In this summer’s session of born-digital archives, students have been working on a born-digital archives project, which includes working with records on obsolete media (5.25 diskettes, 3.5 floppies, Zip disks, Mini DV tapes, etc.) as well as inactive records on network storage which originate in a variety of antiquated file formats (e.g., WordPerfect, email in MS Outlook Express format, etc.). Students are divided into three teams to tackle the project: a Digital Forensics team (working primarily with obsolete media), a Digital Preservation team (working primarily with format migration), and Curation and Description (working primarily on appraisal, arrangement and description). The collection comes from Pratt School of Information’s own files, and will eventually become available through the School’s on-site archives.
I wanted to go ahead and put out there some new scripts that I have recently developed. These include:
BagIt Validation Script
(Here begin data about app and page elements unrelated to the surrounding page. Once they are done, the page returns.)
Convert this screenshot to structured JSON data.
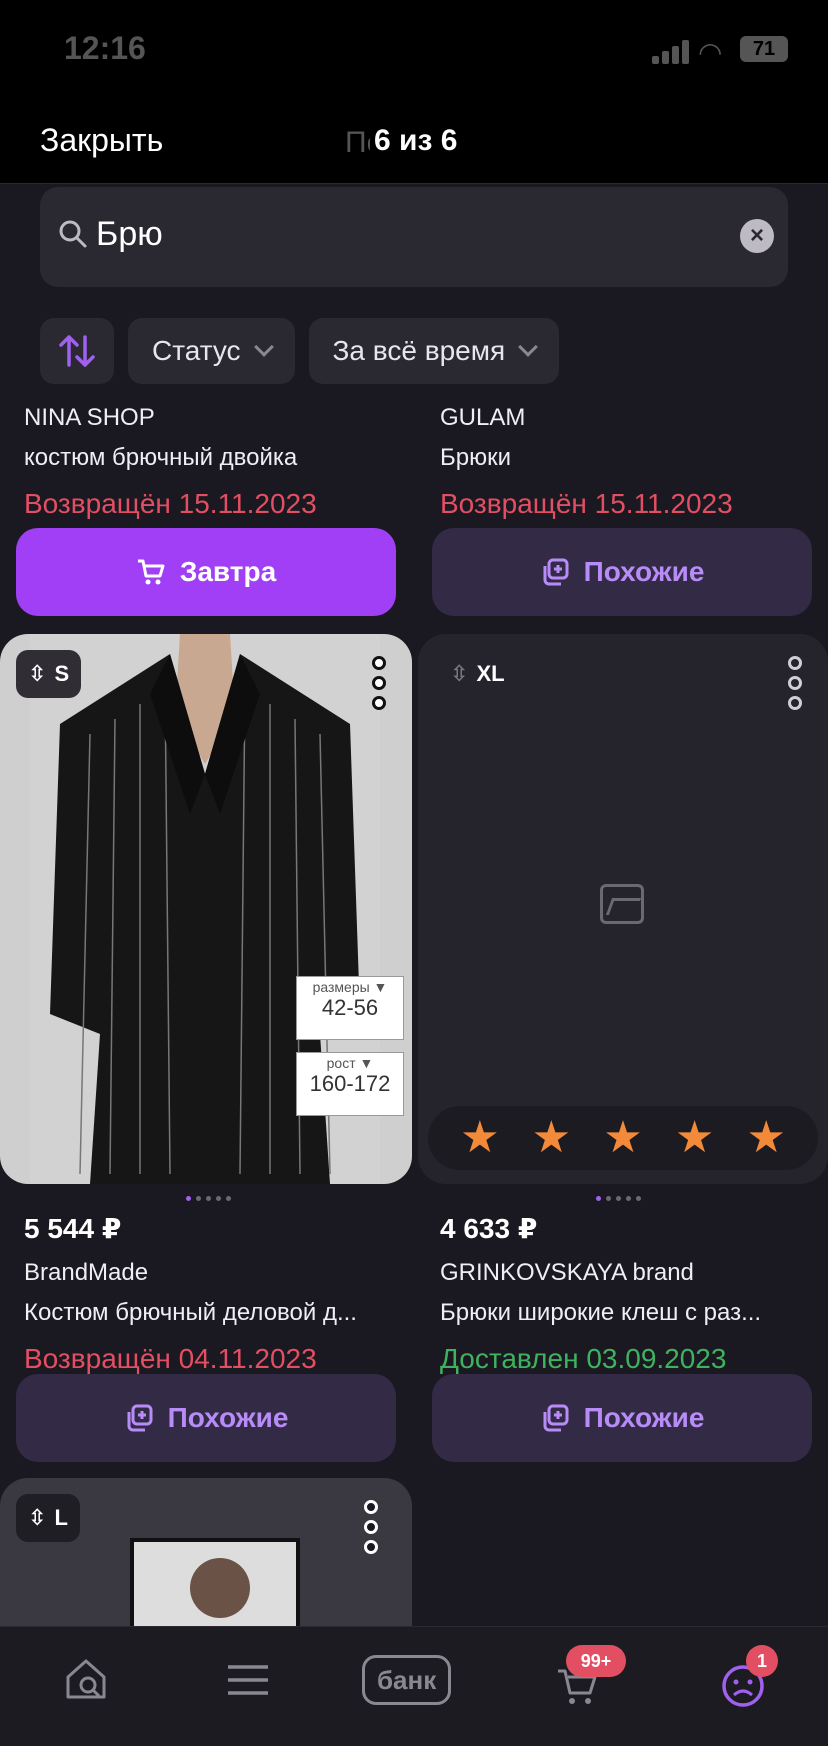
{
  "status_bar": {
    "time": "12:16",
    "battery": "71"
  },
  "nav": {
    "close_label": "Закрыть",
    "counter": "6 из 6",
    "ghost_title": "Покупки"
  },
  "search": {
    "query": "Брю",
    "clear": "×"
  },
  "filters": {
    "status": "Статус",
    "period": "За всё время"
  },
  "row1": [
    {
      "brand": "NINA SHOP",
      "name": "костюм брючный двойка",
      "status": "Возвращён 15.11.2023",
      "button": "Завтра"
    },
    {
      "brand": "GULAM",
      "name": "Брюки",
      "status": "Возвращён 15.11.2023",
      "button": "Похожие"
    }
  ],
  "row2": [
    {
      "size": "S",
      "price": "5 544 ₽",
      "brand": "BrandMade",
      "name": "Костюм брючный деловой д...",
      "status": "Возвращён 04.11.2023",
      "button": "Похожие",
      "tags": {
        "sizes_label": "размеры ▼",
        "sizes_value": "42-56",
        "height_label": "рост ▼",
        "height_value": "160-172"
      }
    },
    {
      "size": "XL",
      "price": "4 633 ₽",
      "brand": "GRINKOVSKAYA brand",
      "name": "Брюки широкие клеш с раз...",
      "status": "Доставлен 03.09.2023",
      "button": "Похожие",
      "rating_stars": 5
    }
  ],
  "row3": [
    {
      "size": "L"
    }
  ],
  "tabbar": {
    "bank_label": "банк",
    "cart_badge": "99+",
    "profile_badge": "1"
  },
  "colors": {
    "accent": "#a03ff5",
    "returned": "#e24f63",
    "delivered": "#3fb25f",
    "star": "#f28a3a"
  }
}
For a given directory, this script validates all the “BagIt” bags in it, and send an email to a designated email address with the status of the bags. BagIt is a standard and a software originally developed by Library of Congress that is used to confirm the integrity of collections of files (e.g., not files deleted, no files tampered with, no files suffering from bit-rot/bit-corruption/etc.). Written with Python and tested on Windows.
File Normalization tools: WordPerfect to PDF Doing born-digital archives work almost always seems to turn-up WordPerfect (WPD) files. This script will go thru a directory, including all subdirectories, and create PDF verisons of all WPD files using MS Word for Windows. Requires Windows XP+ and MS Word for Windows.